Aim of the task – Please return every line of the records below that holds the word "this".

___ Data to process ___

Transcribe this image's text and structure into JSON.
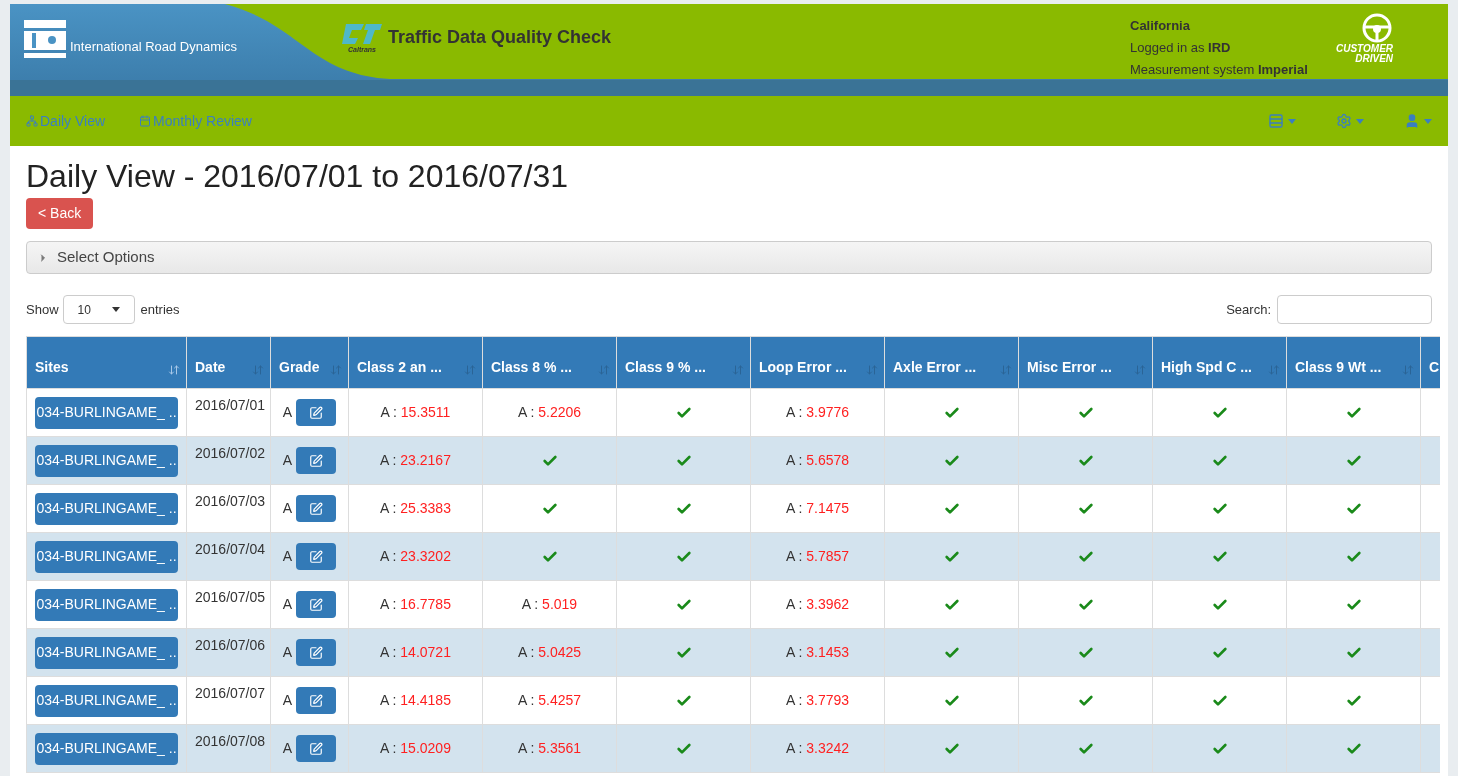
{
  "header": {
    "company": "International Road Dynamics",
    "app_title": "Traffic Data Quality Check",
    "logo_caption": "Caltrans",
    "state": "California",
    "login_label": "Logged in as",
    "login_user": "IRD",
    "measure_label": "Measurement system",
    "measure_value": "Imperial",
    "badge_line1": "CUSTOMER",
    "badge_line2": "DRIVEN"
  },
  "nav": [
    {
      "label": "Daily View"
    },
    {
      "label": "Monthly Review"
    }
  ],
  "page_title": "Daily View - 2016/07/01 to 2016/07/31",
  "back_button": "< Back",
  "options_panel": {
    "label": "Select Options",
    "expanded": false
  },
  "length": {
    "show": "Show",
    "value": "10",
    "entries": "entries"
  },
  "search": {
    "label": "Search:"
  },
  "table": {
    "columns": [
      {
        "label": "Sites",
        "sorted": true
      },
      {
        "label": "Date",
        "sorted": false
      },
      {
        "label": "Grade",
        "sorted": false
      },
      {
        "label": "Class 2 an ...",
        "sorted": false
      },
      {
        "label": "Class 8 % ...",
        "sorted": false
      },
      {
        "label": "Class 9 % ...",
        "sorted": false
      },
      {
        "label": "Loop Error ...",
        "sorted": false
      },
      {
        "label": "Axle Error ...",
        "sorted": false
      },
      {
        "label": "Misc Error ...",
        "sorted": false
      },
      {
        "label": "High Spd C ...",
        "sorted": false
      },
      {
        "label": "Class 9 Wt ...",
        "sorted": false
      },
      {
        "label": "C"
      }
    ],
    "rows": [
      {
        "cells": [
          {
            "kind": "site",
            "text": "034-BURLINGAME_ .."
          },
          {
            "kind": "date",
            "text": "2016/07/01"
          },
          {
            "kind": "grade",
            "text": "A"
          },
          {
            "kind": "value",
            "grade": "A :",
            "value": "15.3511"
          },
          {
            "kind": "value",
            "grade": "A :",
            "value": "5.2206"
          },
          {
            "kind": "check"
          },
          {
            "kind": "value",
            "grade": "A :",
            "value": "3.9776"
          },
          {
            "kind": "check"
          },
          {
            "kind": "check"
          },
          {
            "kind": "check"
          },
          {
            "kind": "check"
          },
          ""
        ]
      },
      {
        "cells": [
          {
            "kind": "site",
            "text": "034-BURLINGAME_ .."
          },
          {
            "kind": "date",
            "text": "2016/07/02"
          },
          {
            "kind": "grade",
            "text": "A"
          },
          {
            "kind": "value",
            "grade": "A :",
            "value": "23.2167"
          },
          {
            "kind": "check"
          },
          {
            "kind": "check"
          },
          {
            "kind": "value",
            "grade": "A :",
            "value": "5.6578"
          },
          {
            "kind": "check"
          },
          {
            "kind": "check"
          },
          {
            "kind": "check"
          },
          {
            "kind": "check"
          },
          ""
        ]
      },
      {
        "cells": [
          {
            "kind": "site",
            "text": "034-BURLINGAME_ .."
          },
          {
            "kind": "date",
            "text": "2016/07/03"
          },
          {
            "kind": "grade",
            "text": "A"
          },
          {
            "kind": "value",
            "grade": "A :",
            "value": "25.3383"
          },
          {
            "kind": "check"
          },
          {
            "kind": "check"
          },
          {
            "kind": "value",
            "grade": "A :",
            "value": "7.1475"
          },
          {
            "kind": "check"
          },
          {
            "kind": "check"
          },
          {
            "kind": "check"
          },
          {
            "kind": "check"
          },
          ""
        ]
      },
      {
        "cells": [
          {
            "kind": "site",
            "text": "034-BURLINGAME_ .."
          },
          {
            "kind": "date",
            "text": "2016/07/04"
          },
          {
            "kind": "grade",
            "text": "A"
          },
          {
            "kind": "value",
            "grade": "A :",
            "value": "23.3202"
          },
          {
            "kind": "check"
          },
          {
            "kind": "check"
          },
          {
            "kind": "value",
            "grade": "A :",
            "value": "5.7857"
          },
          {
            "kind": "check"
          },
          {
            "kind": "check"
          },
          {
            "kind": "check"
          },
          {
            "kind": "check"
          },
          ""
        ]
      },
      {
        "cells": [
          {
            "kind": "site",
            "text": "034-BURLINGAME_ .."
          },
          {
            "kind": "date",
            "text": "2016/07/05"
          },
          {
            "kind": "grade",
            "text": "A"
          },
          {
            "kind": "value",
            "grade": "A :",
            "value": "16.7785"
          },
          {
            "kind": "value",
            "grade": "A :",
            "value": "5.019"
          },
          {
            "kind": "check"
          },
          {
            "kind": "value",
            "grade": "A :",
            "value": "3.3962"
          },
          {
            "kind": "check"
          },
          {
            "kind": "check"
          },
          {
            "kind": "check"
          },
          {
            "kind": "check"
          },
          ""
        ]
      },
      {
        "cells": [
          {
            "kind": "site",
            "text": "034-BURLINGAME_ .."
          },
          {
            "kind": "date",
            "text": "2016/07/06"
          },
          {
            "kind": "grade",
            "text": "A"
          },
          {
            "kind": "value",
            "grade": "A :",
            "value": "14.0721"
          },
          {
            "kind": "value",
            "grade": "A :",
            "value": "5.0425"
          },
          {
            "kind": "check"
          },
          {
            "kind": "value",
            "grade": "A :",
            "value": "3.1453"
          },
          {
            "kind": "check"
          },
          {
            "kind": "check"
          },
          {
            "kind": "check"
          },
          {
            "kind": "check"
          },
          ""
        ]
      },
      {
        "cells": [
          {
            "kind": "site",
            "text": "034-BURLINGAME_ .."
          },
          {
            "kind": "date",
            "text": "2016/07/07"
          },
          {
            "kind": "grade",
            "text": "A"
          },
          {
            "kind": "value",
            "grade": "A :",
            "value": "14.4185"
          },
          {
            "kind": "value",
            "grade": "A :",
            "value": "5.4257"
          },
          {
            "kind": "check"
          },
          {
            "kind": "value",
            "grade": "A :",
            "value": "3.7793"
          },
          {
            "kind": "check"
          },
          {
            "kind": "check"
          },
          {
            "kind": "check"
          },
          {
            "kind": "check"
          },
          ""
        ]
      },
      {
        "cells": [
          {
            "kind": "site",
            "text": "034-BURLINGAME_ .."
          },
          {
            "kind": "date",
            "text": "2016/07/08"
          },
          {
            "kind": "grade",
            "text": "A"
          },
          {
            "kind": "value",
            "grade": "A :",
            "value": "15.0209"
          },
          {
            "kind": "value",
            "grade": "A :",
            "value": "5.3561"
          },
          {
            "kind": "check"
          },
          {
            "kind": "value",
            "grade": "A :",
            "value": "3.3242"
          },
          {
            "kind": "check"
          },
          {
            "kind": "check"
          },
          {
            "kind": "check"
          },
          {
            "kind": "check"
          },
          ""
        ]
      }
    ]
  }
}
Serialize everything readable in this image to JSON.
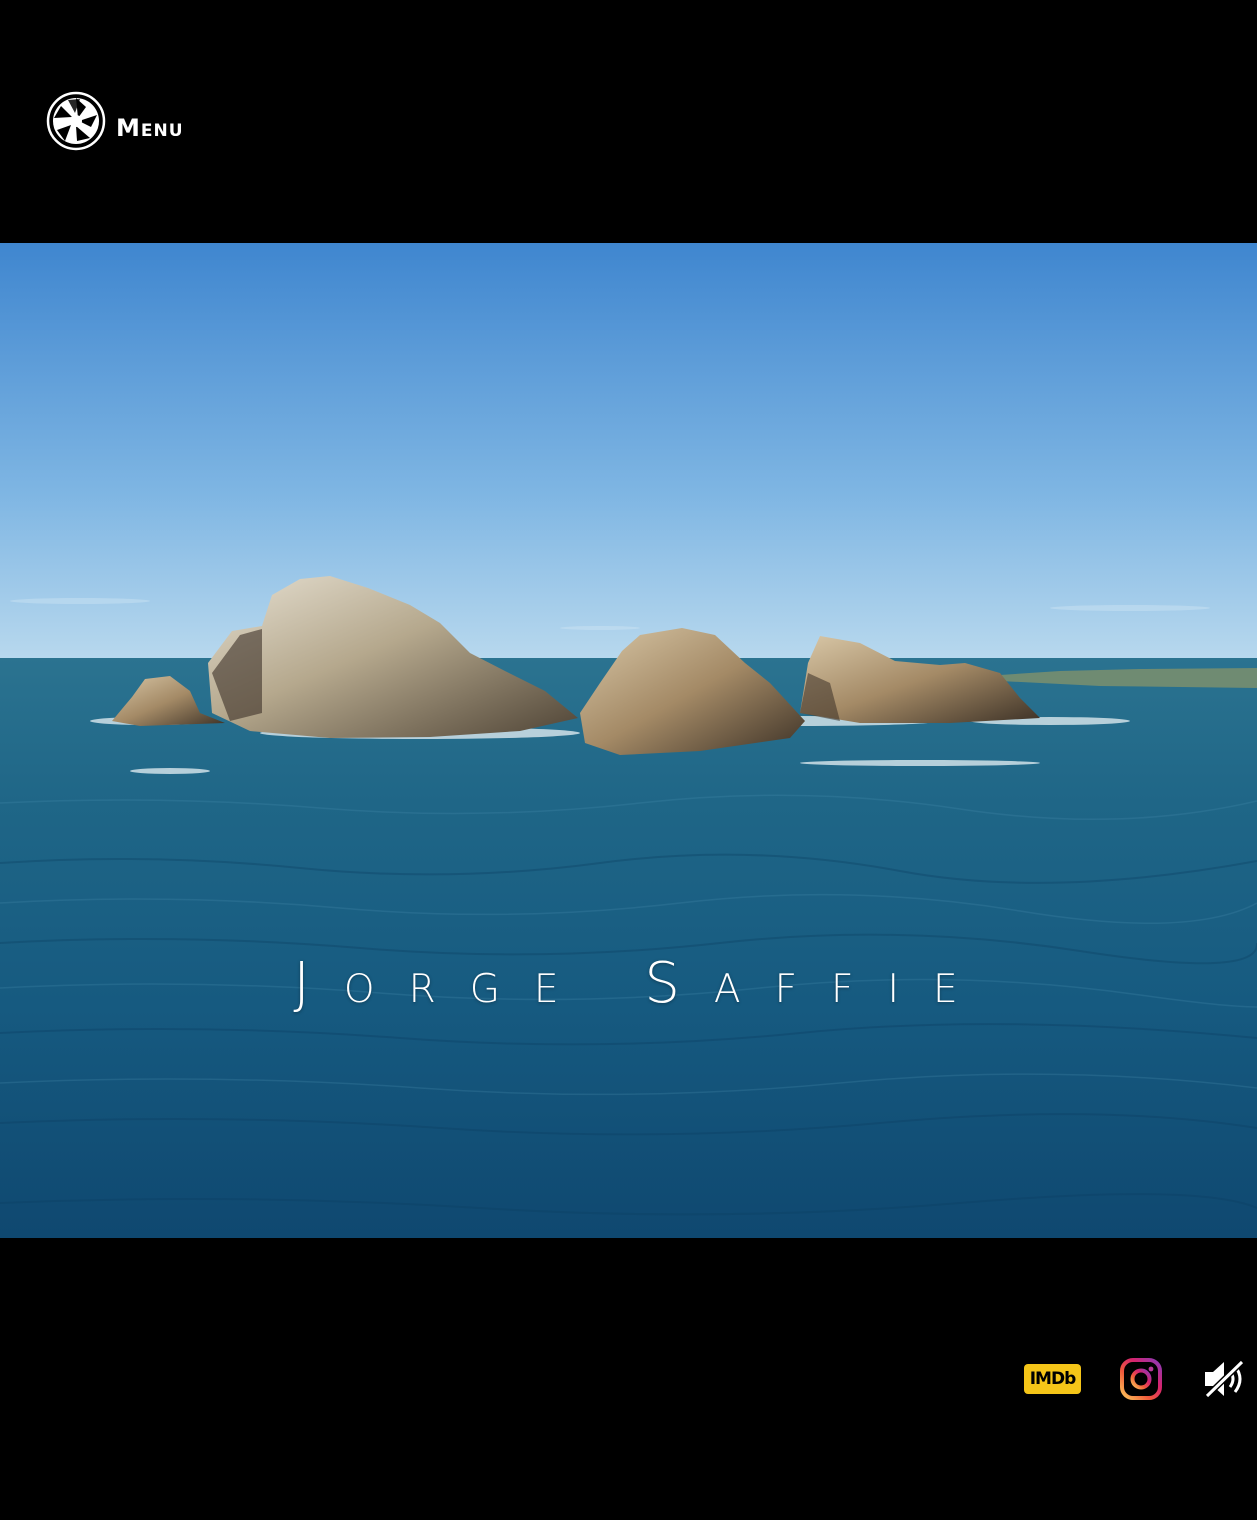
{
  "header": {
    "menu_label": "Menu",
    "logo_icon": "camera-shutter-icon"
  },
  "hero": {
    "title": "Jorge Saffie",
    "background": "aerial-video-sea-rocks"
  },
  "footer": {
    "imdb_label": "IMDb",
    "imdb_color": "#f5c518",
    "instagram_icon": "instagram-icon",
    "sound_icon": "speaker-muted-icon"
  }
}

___

Exercise result –
Transcribe this image's text and structure into JSON.
Serialize everything readable in this image to JSON.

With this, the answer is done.